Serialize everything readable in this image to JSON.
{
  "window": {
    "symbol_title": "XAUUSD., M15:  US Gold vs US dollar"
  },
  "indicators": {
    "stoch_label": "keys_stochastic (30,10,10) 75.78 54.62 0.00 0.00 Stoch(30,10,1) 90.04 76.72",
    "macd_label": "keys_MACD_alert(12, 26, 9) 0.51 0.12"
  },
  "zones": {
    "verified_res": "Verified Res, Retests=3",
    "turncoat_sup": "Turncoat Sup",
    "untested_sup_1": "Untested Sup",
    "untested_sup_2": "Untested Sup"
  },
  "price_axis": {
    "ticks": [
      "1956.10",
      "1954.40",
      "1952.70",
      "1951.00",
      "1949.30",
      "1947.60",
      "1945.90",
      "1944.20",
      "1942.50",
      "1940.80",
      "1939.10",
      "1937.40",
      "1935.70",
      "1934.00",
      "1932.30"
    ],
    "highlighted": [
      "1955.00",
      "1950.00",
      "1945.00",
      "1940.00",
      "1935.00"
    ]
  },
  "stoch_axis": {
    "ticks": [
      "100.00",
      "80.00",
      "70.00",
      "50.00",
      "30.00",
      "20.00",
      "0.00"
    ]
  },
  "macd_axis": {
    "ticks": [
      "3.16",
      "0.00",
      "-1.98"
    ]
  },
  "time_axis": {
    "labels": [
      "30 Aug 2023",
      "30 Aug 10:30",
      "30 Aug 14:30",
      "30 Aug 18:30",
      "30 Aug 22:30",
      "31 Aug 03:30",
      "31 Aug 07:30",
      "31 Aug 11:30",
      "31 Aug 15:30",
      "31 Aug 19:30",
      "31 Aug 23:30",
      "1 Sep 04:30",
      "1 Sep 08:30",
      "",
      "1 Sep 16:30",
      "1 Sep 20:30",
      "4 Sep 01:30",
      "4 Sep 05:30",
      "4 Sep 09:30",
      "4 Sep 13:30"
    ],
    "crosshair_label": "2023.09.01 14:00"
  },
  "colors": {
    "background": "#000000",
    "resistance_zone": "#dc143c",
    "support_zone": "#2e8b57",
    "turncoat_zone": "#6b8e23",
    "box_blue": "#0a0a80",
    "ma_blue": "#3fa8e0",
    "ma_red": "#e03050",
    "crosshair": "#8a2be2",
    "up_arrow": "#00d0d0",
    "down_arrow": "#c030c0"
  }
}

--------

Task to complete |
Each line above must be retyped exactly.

Solution to this exercise |
Serialize everything readable in this image to JSON.
{
  "window": {
    "symbol_title": "XAUUSD., M15:  US Gold vs US dollar"
  },
  "indicators": {
    "stoch_label": "keys_stochastic (30,10,10) 75.78 54.62 0.00 0.00 Stoch(30,10,1) 90.04 76.72",
    "macd_label": "keys_MACD_alert(12, 26, 9) 0.51 0.12"
  },
  "zones": {
    "verified_res": "Verified Res, Retests=3",
    "turncoat_sup": "Turncoat Sup",
    "untested_sup_1": "Untested Sup",
    "untested_sup_2": "Untested Sup"
  },
  "price_axis": {
    "ticks": [
      "1956.10",
      "1954.40",
      "1952.70",
      "1951.00",
      "1949.30",
      "1947.60",
      "1945.90",
      "1944.20",
      "1942.50",
      "1940.80",
      "1939.10",
      "1937.40",
      "1935.70",
      "1934.00",
      "1932.30"
    ],
    "highlighted": [
      "1955.00",
      "1950.00",
      "1945.00",
      "1940.00",
      "1935.00"
    ]
  },
  "stoch_axis": {
    "ticks": [
      "100.00",
      "80.00",
      "70.00",
      "50.00",
      "30.00",
      "20.00",
      "0.00"
    ]
  },
  "macd_axis": {
    "ticks": [
      "3.16",
      "0.00",
      "-1.98"
    ]
  },
  "time_axis": {
    "labels": [
      "30 Aug 2023",
      "30 Aug 10:30",
      "30 Aug 14:30",
      "30 Aug 18:30",
      "30 Aug 22:30",
      "31 Aug 03:30",
      "31 Aug 07:30",
      "31 Aug 11:30",
      "31 Aug 15:30",
      "31 Aug 19:30",
      "31 Aug 23:30",
      "1 Sep 04:30",
      "1 Sep 08:30",
      "",
      "1 Sep 16:30",
      "1 Sep 20:30",
      "4 Sep 01:30",
      "4 Sep 05:30",
      "4 Sep 09:30",
      "4 Sep 13:30"
    ],
    "crosshair_label": "2023.09.01 14:00"
  },
  "colors": {
    "background": "#000000",
    "resistance_zone": "#dc143c",
    "support_zone": "#2e8b57",
    "turncoat_zone": "#6b8e23",
    "box_blue": "#0a0a80",
    "ma_blue": "#3fa8e0",
    "ma_red": "#e03050",
    "crosshair": "#8a2be2",
    "up_arrow": "#00d0d0",
    "down_arrow": "#c030c0"
  }
}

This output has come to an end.